McNelly's Badge LbNA # 52395
|Placed Date||Mar 7 2010|
|Last Update||Feb 15 2014|
Leander H. McNelly was born March 12, 1844 in Brooke County, Virginia. During the late 1850s, Leander’s brother, Peter, had settled in Washington County, Texas, bringing Leander with his family. However, in 1860, Leander became symptomatic of tuberculosis.
In September 1861, McNelly was mustered in as a private in Campbell's Company, 2nd Regiment of the Sibley Brigade, 5th Texas Cavalry. He served in campaigns in New Mexico, Galveston and Louisiana. By the end of the war he was a captain of a company charged with hunting down deserters.
Following the war, McNelly returned to farming near Brenham, Texas. He also spent some time working for the General Land Office. When the Reconstruction-era State Police agency was formed in 1870, McNelly accepted a commission as one of four captains of the force.
In 1874, McNelly was commissioned to head a special force of Texas Rangers called the Washington County Volunteers. The mission of the special force was to protect the frontier from the depredations of factions both inside and outside of the state, and McNelly's Rangers were instrumental in suppressing lawlessness.
By early 1877, McNelly was incapacitated by the effects of tuberculosis and was forced to retire to his farm.
Leander H. McNelly died of tuberculosis on September 5, 1877. He is buried at the Mt. Zion Cemetery in Burton, Texas.
From Brenham, Texas: Travel HWY 290W for 4 miles. Turn NW (right) onto FM 2679. Follow FM 2679 for 5 miles. At the intersection, turn left onto FM 390 W. Follow FM 390W for 3 miles. Turn N (right) onto FM 1948. Veer right at the exchange to stay on FM 1948. Immediately, turn right at the Mt. Zion Cemetery~McNelly Monument sign. There is also a blue “Birthplace of Texas” marker here. Once inside the cemetery, drive straight ahead to find McNelly’s gravesite and historical marker. To find the letterbox, face McNelly’s back, turn N (left) and walk 50 steps past the garden of golden shrubs. Stop at the small forked oak tree overlooking the pasture. (Your back should be to a fenced gravesite.) Search the cavity of the forked oak 3 foot of the ground for McNelly’s Badge.
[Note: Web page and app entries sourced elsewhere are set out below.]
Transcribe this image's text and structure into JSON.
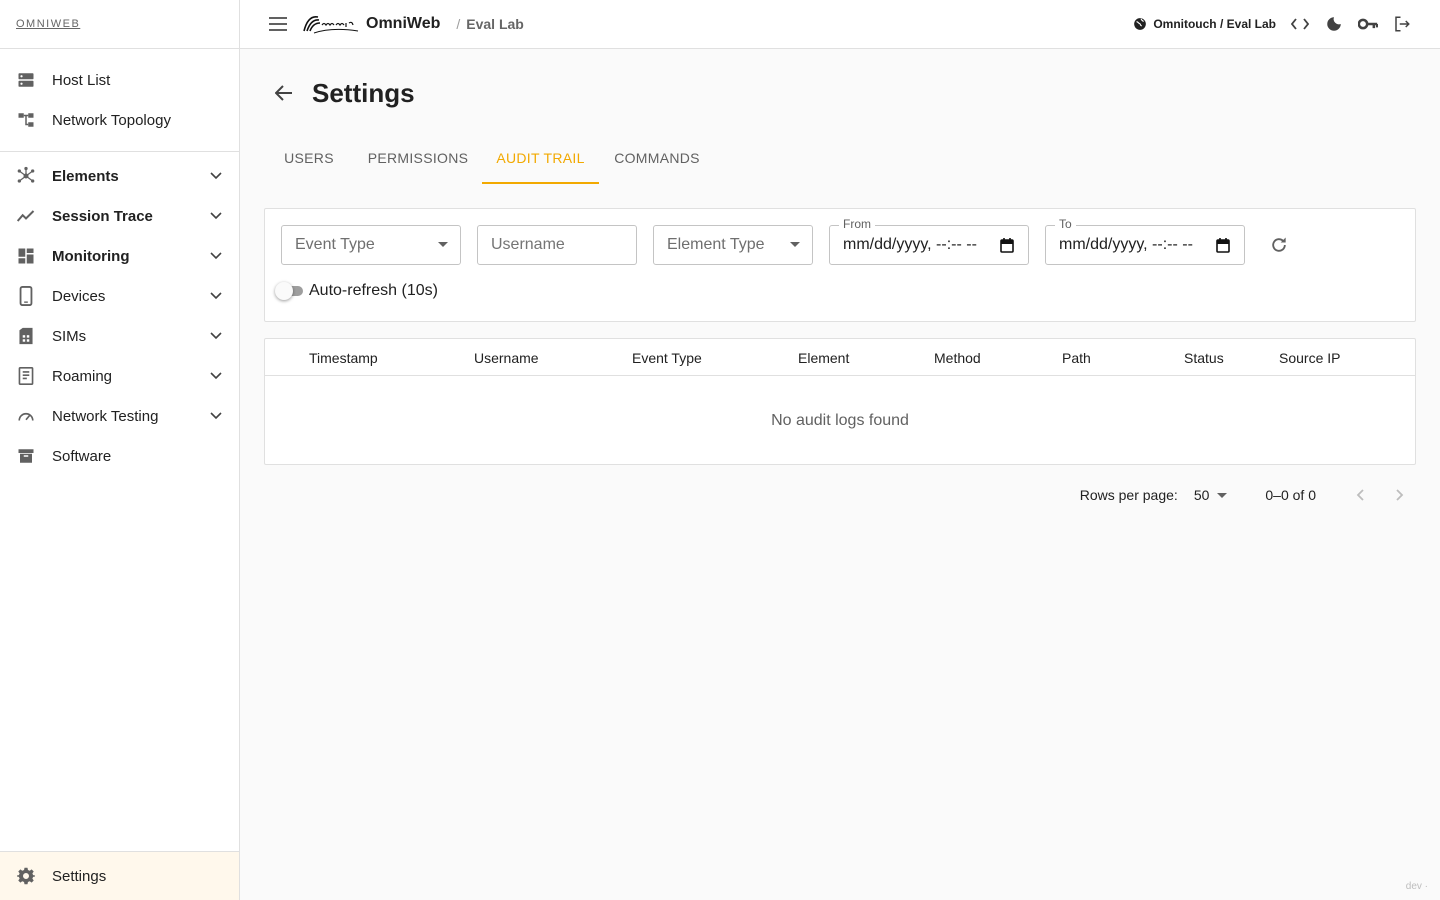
{
  "sidebar": {
    "brand": "OMNIWEB",
    "top_items": [
      {
        "label": "Host List",
        "icon": "server-icon"
      },
      {
        "label": "Network Topology",
        "icon": "topology-icon"
      }
    ],
    "groups": [
      {
        "label": "Elements",
        "icon": "hub-icon",
        "bold": true
      },
      {
        "label": "Session Trace",
        "icon": "trending-icon",
        "bold": true
      },
      {
        "label": "Monitoring",
        "icon": "dashboard-icon",
        "bold": true
      },
      {
        "label": "Devices",
        "icon": "phone-icon",
        "bold": false
      },
      {
        "label": "SIMs",
        "icon": "sim-icon",
        "bold": false
      },
      {
        "label": "Roaming",
        "icon": "book-icon",
        "bold": false
      },
      {
        "label": "Network Testing",
        "icon": "speed-icon",
        "bold": false
      }
    ],
    "software": "Software",
    "settings": "Settings"
  },
  "topbar": {
    "app_name": "OmniWeb",
    "crumb_sep": "/",
    "crumb": "Eval Lab",
    "tenant": "Omnitouch / Eval Lab"
  },
  "page": {
    "title": "Settings",
    "tabs": [
      {
        "label": "USERS",
        "active": false
      },
      {
        "label": "PERMISSIONS",
        "active": false
      },
      {
        "label": "AUDIT TRAIL",
        "active": true
      },
      {
        "label": "COMMANDS",
        "active": false
      }
    ]
  },
  "filters": {
    "event_type_placeholder": "Event Type",
    "username_placeholder": "Username",
    "element_type_placeholder": "Element Type",
    "from_label": "From",
    "from_value": "mm/dd/yyyy, --:-- --",
    "to_label": "To",
    "to_value": "mm/dd/yyyy, --:-- --",
    "auto_refresh_label": "Auto-refresh (10s)",
    "auto_refresh_on": false
  },
  "table": {
    "columns": [
      "Timestamp",
      "Username",
      "Event Type",
      "Element",
      "Method",
      "Path",
      "Status",
      "Source IP"
    ],
    "empty_text": "No audit logs found"
  },
  "pagination": {
    "rows_per_page_label": "Rows per page:",
    "rows_per_page": "50",
    "range": "0–0 of 0"
  },
  "footer": {
    "env": "dev ·"
  },
  "colors": {
    "accent": "#f2a900",
    "settings_bg": "#fff8ec"
  }
}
Please rehide well and conceal with bark, sticks, and moss.
This information was summarized from www.texasranger.org/halloffame/. The carved badge stamp does not attempt to be representative of a law enforcement agent nor an authentic carving of an 1877 badge.